WHAT YOU SHOULD DO:
Below are records; report the number of lines among them that include the word "Free", and nothing further.

(GIVEN ENTRIES Opens)

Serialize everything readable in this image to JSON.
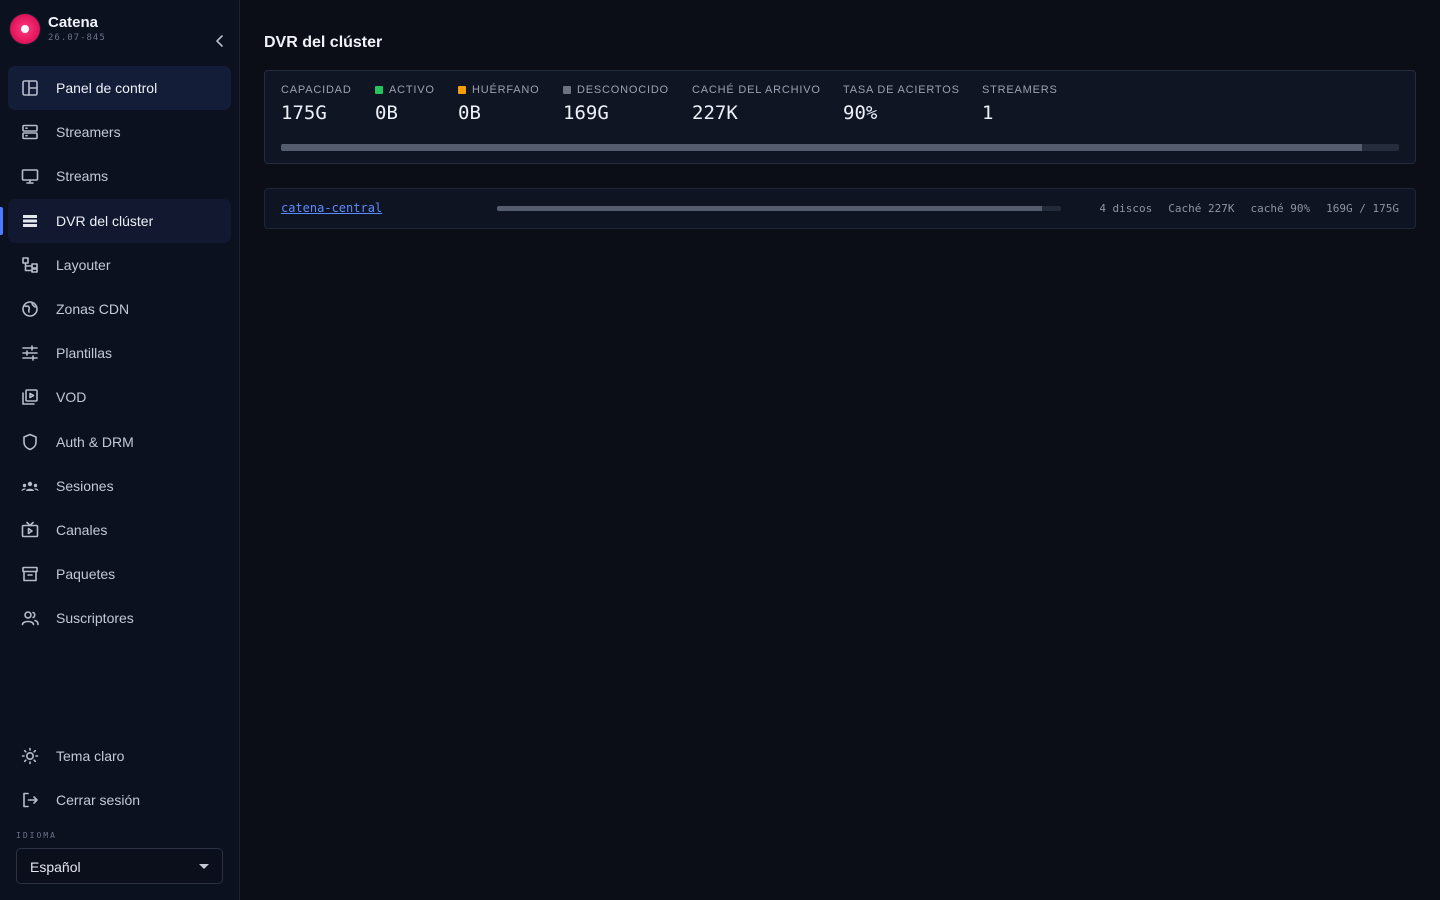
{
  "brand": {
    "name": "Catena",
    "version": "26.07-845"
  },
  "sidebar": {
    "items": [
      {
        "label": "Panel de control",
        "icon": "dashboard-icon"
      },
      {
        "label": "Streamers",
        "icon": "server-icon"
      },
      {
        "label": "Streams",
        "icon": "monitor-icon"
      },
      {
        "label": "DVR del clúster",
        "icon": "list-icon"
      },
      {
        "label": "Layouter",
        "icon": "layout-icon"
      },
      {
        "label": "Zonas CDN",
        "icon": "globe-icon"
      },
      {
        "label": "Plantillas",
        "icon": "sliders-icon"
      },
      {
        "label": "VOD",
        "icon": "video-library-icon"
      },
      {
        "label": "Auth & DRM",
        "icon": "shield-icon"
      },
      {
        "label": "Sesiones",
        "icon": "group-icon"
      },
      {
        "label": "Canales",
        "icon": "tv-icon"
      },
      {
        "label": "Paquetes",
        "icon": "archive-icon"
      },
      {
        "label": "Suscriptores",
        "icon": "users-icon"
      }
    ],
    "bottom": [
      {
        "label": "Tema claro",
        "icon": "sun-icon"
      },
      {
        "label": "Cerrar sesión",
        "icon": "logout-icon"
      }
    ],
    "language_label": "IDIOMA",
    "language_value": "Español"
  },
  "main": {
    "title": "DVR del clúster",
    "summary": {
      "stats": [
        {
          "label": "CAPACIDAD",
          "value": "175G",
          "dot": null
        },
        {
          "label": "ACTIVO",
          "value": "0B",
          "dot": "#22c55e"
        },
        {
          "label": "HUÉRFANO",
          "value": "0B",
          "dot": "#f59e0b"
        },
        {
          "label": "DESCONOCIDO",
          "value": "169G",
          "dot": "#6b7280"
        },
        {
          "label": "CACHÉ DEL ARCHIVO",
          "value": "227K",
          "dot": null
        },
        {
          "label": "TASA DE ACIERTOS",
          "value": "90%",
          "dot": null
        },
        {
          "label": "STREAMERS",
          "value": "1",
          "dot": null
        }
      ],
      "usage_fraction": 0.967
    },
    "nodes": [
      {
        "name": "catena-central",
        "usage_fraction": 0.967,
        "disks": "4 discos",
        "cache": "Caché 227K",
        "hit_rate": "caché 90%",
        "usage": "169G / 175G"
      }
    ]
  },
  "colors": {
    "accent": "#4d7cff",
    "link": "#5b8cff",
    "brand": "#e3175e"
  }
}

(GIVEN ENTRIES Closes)
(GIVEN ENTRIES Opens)

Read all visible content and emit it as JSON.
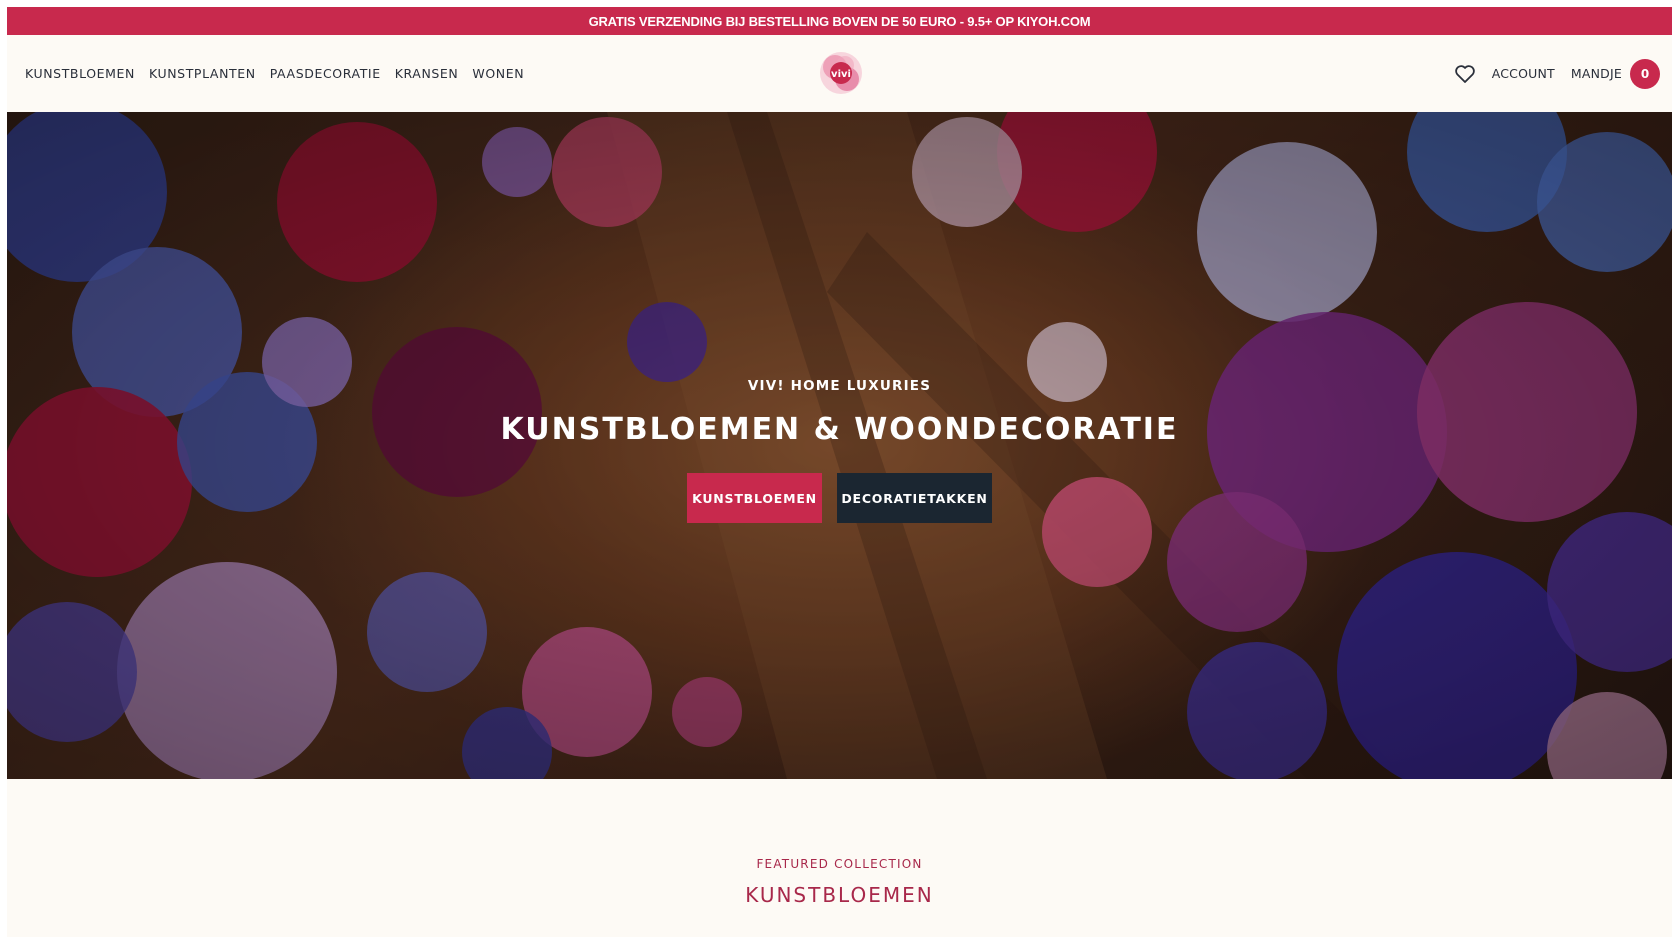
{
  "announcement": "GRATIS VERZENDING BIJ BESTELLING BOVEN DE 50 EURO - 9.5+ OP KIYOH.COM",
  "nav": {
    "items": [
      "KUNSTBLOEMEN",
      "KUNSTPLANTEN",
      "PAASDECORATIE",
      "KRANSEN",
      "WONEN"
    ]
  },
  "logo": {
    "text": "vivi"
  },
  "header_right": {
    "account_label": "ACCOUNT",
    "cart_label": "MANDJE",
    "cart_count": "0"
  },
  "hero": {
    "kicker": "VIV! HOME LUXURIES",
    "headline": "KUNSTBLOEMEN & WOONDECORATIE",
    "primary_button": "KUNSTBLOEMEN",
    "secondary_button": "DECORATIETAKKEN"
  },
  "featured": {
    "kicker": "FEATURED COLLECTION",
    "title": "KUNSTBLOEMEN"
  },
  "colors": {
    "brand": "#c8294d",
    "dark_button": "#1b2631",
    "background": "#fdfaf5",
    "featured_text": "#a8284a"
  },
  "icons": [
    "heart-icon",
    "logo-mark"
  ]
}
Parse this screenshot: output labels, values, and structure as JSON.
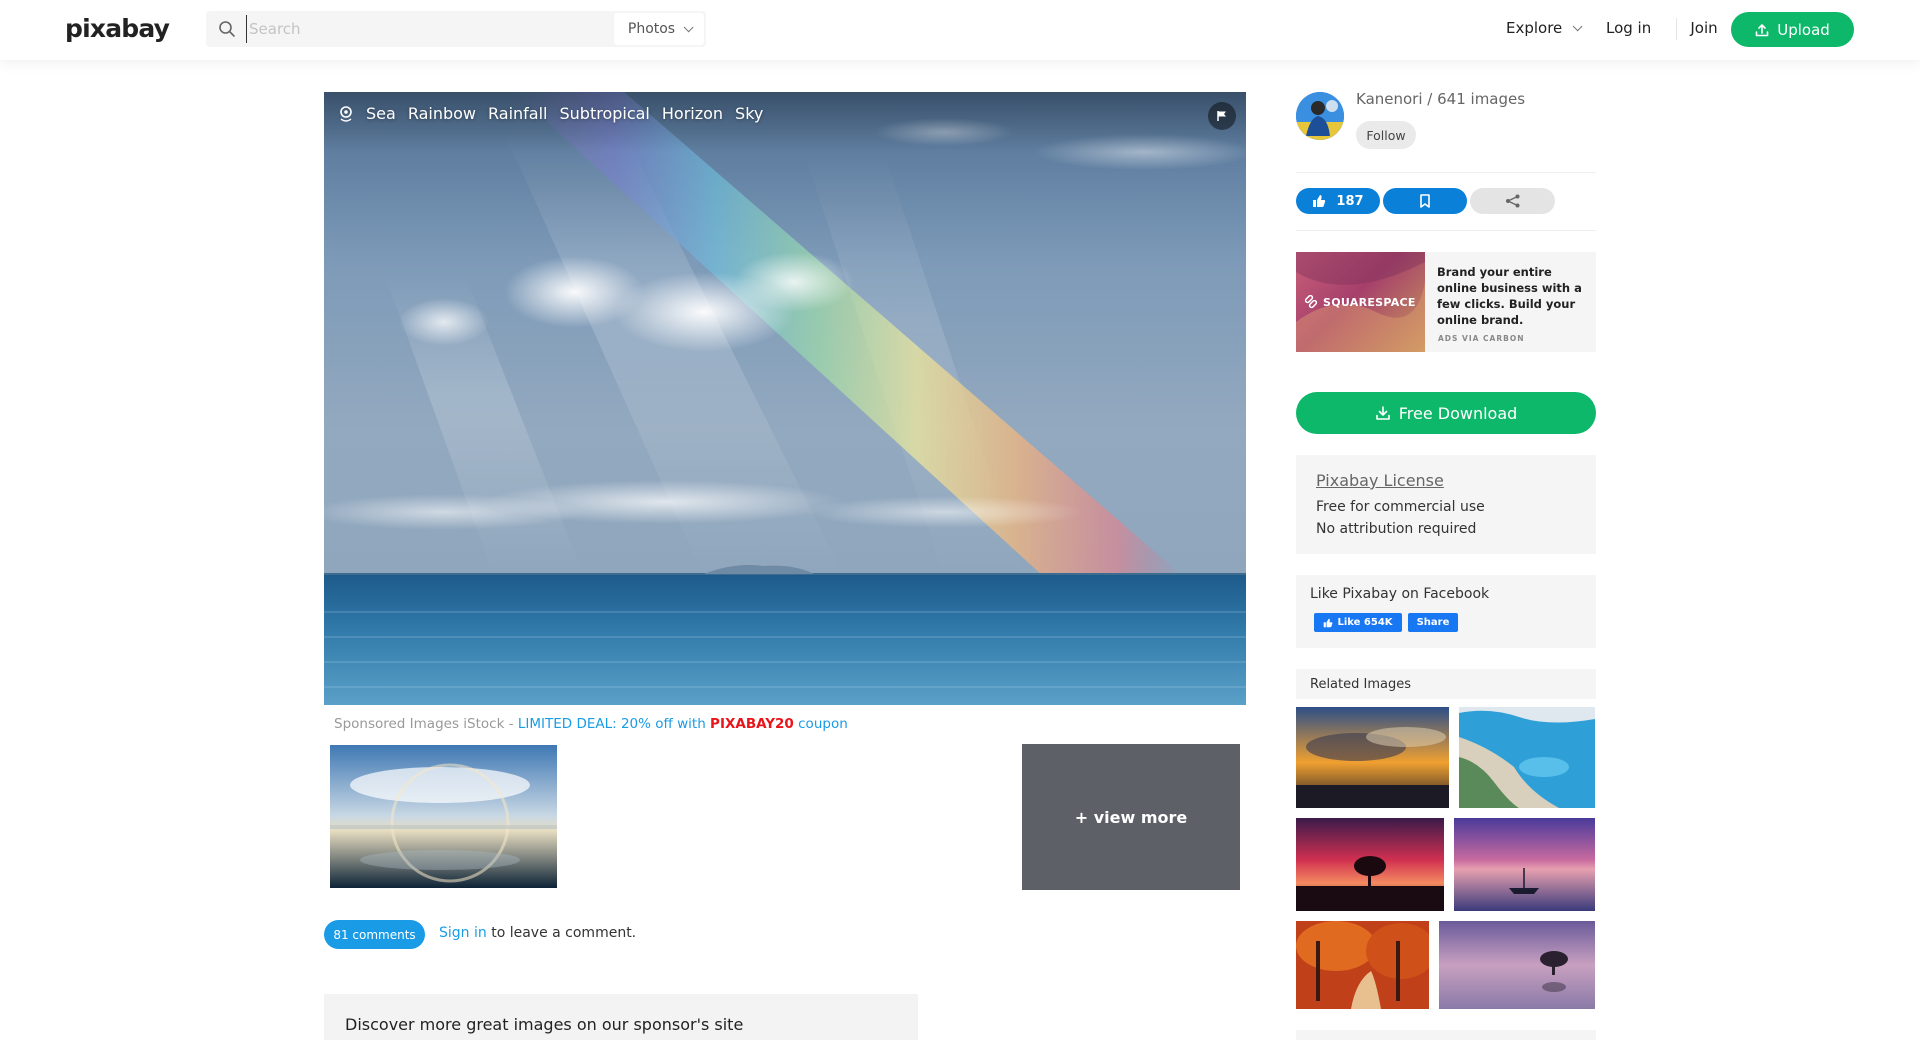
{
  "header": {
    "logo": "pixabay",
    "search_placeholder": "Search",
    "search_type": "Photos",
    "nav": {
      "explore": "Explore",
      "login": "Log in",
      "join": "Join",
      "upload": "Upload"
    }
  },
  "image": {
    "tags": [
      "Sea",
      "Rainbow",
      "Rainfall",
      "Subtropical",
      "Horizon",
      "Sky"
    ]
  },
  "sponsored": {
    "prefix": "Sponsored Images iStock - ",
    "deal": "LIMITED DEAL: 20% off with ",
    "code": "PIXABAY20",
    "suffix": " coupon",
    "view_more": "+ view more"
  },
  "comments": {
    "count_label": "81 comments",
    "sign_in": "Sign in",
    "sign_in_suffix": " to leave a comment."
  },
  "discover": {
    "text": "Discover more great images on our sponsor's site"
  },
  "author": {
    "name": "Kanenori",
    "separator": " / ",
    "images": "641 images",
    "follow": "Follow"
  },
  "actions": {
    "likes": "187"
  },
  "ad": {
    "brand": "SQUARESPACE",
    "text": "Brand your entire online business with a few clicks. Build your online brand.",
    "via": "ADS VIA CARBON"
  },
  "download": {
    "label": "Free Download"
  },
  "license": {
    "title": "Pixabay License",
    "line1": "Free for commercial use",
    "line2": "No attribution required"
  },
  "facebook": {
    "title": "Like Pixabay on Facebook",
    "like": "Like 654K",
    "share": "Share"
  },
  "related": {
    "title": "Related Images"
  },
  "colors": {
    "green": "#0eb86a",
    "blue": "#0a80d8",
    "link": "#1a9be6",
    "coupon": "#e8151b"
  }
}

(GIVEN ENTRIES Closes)
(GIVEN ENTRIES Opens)

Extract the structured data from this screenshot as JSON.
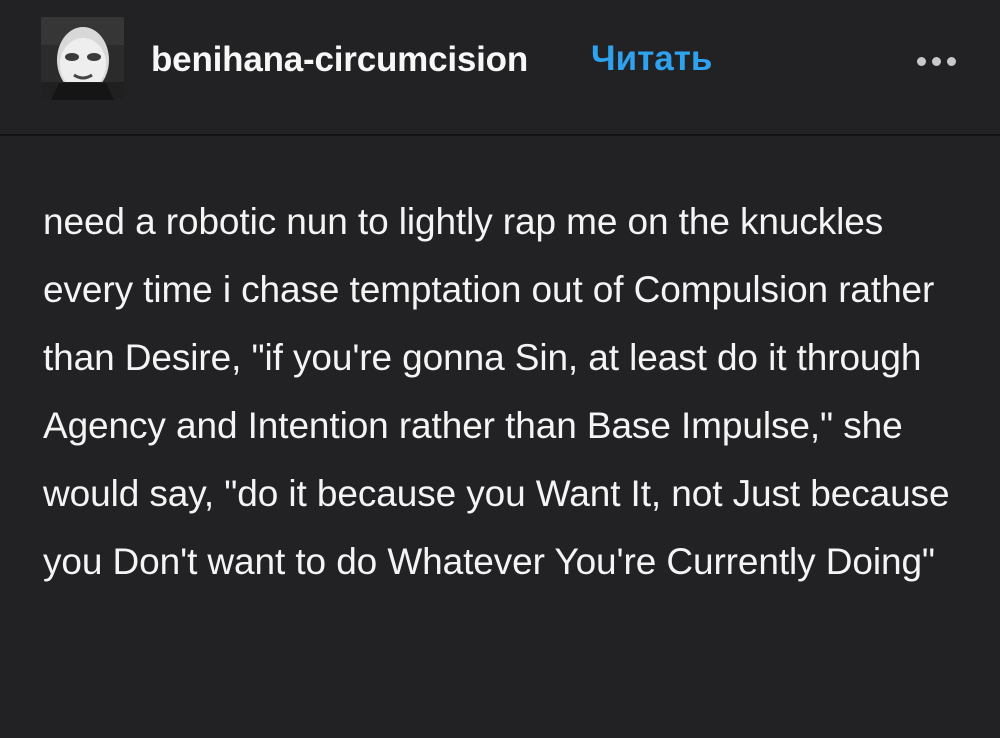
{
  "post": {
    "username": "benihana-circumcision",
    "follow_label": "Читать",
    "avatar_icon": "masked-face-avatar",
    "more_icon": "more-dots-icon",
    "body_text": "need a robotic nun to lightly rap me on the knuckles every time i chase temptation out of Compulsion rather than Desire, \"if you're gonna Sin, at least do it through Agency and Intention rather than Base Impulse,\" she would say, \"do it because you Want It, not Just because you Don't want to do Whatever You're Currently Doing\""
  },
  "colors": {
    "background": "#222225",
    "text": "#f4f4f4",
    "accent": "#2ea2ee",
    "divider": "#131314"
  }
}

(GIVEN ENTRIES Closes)

ANSWER SECTION:
2